The revelation comes in a confidential situation report on illegal migrant movements by the The Joint Centre for Illegal Migration Analysis and Policy (Gasim) titled ‘Storming The Borders’.
“The migration by sea from Turkey to Greece has risen again in October,” the Gasim report states. It adds there is talk of a “rise of Syrian nationals who come from Lebanon and Jordan” before warning that 50 percent of Syrians in Jordan intend “to break out in the near future” citing Europe as a preferred destination.
The influx of Syrians fleeing the war has increased the population in Jordan by at least eight per cent – comparable to the whole of Finland moving to the UK.
According to N24, Europe’s borders are slowly giving way and the German report was commissioned through the services of Gasim to determine the future size and scope of the migrant flow as well as its intended duration.
Gasim, located within the German Federal Police Headquarters in Potsdam, anticipates that in future Greece will have to take a more prominent role in EU border protection and conduct repatriations to Turkey. Given the current backlog in Turkey, the risk remains that refugees could then try again using so-called freighter “ghost ships” to reach Italy.
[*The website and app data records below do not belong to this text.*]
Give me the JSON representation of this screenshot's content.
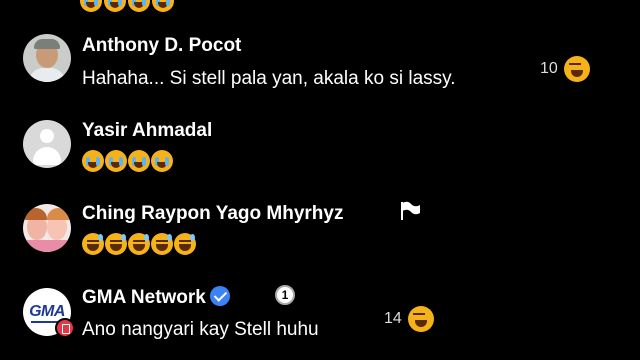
{
  "comments": [
    {
      "author": "Anthony D. Pocot",
      "text": "Hahaha... Si stell pala yan, akala ko si lassy.",
      "reaction_count": "10"
    },
    {
      "author": "Yasir Ahmadal",
      "text": "",
      "emojis": [
        "crying-face",
        "crying-face",
        "crying-face",
        "crying-face"
      ]
    },
    {
      "author": "Ching Raypon Yago Mhyrhyz",
      "text": "",
      "emojis": [
        "grinning-sweat",
        "grinning-sweat",
        "grinning-sweat",
        "grinning-sweat",
        "grinning-sweat"
      ]
    },
    {
      "author": "GMA Network",
      "text": "Ano nangyari kay Stell huhu",
      "reaction_count": "14",
      "verified": true,
      "avatar_logo": "GMA"
    }
  ],
  "colors": {
    "background": "#000000",
    "text": "#ffffff",
    "emoji": "#f5b21b",
    "verified": "#3b82f6"
  }
}
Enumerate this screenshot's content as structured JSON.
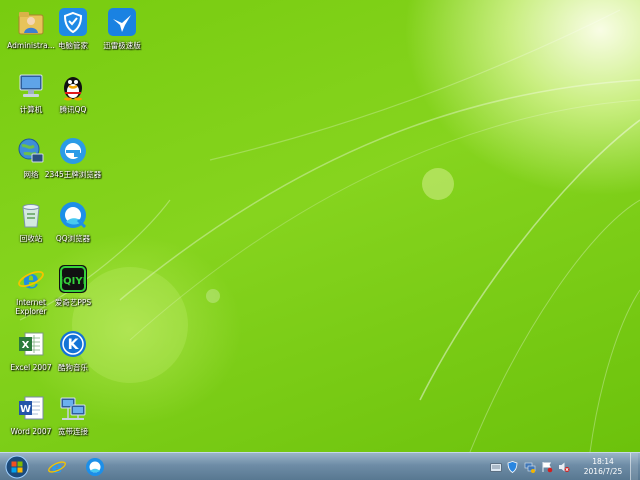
{
  "desktop": {
    "icons": [
      {
        "label": "Administra...",
        "icon": "user-folder-icon"
      },
      {
        "label": "电脑管家",
        "icon": "shield-icon"
      },
      {
        "label": "迅雷极速版",
        "icon": "bird-icon"
      },
      {
        "label": "计算机",
        "icon": "computer-icon"
      },
      {
        "label": "腾讯QQ",
        "icon": "penguin-icon"
      },
      {
        "label": "网络",
        "icon": "network-globe-icon"
      },
      {
        "label": "2345王牌浏览器",
        "icon": "browser-e-icon"
      },
      {
        "label": "回收站",
        "icon": "recycle-bin-icon"
      },
      {
        "label": "QQ浏览器",
        "icon": "qq-browser-icon"
      },
      {
        "label": "Internet Explorer",
        "icon": "ie-icon"
      },
      {
        "label": "爱奇艺PPS",
        "icon": "iqiyi-icon"
      },
      {
        "label": "Excel 2007",
        "icon": "excel-icon"
      },
      {
        "label": "酷狗音乐",
        "icon": "kugou-icon"
      },
      {
        "label": "Word 2007",
        "icon": "word-icon"
      },
      {
        "label": "宽带连接",
        "icon": "broadband-icon"
      }
    ]
  },
  "taskbar": {
    "start": "start-orb-icon",
    "pinned": [
      "ie-icon",
      "qq-browser-icon"
    ],
    "tray_icons": [
      "keyboard-icon",
      "shield-tray-icon",
      "network-tray-icon",
      "flag-icon",
      "volume-muted-icon"
    ],
    "time": "18:14",
    "date": "2016/7/25"
  },
  "colors": {
    "wallpaper": "#7ed320",
    "taskbar": "#6e8ca6"
  }
}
An “impasse” on the Balkan route to Germany without more pan-EU support could “cause panic and chaos among migrants and authorities”, Gasim says, adding that any further increase in numbers would have to be met by the combined resources of Germany’s Federal Intelligence Service, Federal Office for the Protection of the Constitution, the Federal Police, the Federal Foreign Office and the Federal Office for Migration and Refugees (BAMF).
Simultaneous border closures in Macedonia, Serbia, Croatia, Slovenia and Hungary are another developing risk, according to Gasim. If they did close as a result of the rush of Syrians, the “Greek system of revolving door” movements would grind to a “halt”.
The “organized handover” of migrants along the Balkan route would also be interrupted, says the situation report, resulting in chaos across the rest of the EU.